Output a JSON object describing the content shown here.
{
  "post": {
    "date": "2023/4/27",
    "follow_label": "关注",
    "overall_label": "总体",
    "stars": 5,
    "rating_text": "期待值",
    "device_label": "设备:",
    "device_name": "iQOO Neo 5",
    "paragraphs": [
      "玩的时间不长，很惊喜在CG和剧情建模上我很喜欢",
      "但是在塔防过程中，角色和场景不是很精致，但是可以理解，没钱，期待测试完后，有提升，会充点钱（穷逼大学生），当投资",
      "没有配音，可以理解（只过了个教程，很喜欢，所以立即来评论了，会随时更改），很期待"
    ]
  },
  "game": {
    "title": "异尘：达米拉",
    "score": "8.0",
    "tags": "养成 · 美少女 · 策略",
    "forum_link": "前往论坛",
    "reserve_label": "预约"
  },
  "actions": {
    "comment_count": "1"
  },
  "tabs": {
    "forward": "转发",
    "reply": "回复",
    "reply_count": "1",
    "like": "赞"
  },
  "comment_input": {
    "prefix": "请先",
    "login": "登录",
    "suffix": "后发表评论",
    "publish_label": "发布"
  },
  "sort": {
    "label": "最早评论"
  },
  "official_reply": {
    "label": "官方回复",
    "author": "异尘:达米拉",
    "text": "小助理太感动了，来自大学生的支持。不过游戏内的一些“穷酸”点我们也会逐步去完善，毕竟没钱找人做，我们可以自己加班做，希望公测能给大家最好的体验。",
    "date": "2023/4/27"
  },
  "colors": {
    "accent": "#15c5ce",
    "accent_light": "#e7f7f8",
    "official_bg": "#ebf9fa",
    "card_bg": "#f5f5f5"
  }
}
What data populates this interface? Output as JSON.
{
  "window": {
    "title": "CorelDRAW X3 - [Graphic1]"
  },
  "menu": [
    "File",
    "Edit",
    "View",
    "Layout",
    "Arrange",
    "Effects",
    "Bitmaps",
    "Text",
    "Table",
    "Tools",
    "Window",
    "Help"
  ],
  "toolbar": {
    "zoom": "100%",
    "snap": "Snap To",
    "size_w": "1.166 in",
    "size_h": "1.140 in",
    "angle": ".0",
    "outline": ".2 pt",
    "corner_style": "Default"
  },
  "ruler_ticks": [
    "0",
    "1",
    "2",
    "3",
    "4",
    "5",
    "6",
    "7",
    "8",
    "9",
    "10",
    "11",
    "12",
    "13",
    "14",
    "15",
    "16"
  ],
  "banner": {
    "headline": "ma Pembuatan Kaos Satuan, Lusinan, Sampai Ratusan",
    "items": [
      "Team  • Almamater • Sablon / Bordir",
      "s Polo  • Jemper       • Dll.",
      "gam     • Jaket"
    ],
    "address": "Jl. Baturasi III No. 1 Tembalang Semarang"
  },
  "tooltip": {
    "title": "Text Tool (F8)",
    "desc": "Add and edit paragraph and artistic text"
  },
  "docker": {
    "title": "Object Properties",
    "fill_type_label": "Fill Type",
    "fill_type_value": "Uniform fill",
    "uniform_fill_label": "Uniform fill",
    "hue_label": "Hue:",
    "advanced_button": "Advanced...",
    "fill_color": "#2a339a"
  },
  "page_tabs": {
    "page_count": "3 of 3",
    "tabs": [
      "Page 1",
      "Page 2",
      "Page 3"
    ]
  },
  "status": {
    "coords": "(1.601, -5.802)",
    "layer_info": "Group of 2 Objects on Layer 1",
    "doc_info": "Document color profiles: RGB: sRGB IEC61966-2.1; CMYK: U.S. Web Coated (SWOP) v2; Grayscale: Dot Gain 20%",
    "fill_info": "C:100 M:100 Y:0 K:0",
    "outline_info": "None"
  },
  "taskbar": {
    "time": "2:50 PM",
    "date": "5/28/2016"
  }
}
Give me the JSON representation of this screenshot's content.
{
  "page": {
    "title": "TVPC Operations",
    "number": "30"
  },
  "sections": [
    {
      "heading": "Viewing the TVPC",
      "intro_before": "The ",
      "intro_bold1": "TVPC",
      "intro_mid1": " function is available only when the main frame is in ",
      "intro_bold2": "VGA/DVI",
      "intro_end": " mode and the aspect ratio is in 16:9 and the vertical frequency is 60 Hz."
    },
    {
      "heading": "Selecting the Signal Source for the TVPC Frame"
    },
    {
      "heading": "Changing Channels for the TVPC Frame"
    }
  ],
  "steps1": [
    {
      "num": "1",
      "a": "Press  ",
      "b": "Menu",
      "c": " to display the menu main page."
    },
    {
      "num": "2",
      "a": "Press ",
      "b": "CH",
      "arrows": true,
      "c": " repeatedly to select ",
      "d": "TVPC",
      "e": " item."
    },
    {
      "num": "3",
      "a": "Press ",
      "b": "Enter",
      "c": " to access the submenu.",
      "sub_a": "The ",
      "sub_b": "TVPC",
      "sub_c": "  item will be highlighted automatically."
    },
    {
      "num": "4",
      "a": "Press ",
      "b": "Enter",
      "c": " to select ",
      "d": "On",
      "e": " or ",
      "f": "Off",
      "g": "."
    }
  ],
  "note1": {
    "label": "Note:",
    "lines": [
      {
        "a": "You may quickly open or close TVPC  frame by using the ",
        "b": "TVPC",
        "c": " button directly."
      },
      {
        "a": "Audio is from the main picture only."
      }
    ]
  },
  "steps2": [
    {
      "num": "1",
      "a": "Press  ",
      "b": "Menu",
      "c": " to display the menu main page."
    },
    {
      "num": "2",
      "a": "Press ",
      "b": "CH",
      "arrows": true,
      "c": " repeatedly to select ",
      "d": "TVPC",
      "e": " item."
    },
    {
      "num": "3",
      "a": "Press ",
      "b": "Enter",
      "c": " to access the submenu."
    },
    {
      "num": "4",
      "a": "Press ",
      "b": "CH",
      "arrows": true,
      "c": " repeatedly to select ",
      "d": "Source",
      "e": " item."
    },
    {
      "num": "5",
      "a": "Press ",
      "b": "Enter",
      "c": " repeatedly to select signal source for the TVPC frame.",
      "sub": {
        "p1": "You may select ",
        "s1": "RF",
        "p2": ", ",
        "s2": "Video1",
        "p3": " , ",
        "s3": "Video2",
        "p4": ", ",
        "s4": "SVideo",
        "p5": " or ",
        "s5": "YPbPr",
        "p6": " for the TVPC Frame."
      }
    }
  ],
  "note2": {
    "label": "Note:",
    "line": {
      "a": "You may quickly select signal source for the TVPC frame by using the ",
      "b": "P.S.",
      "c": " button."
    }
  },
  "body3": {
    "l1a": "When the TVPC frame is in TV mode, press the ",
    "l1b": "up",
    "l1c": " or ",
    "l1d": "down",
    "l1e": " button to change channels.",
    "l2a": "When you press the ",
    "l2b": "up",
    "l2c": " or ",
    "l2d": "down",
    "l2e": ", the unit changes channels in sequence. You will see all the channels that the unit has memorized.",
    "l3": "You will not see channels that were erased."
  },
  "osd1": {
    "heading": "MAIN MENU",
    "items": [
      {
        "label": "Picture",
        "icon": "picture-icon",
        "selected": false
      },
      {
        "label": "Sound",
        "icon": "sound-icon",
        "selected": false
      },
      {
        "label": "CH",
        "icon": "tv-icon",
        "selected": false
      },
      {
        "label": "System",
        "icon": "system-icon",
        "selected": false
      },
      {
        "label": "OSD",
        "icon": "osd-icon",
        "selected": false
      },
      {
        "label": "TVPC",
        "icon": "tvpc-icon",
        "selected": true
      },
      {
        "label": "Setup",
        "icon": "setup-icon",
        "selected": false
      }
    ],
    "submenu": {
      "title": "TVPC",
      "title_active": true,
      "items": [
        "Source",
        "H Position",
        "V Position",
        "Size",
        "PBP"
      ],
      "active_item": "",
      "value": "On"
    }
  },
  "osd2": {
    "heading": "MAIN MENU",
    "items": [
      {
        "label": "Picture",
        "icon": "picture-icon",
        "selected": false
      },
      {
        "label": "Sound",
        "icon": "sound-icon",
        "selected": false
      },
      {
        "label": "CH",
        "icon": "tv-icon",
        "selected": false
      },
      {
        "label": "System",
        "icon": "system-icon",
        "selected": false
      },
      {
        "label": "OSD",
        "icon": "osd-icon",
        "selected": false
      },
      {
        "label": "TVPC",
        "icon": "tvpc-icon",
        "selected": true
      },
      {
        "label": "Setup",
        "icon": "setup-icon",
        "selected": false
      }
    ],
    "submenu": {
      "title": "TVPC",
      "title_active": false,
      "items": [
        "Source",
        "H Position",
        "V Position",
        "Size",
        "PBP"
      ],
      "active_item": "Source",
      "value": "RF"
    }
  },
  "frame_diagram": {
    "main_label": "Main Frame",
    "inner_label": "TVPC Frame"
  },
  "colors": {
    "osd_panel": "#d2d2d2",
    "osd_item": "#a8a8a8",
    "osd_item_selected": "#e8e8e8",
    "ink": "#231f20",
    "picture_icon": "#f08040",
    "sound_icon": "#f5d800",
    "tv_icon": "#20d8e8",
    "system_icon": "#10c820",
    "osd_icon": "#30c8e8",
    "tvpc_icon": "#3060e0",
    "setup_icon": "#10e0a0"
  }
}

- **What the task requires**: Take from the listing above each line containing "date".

- **Written answer**:
    "date": "2023/4/27",
    "date": "2023/4/27"
    "date": "5/28/2016"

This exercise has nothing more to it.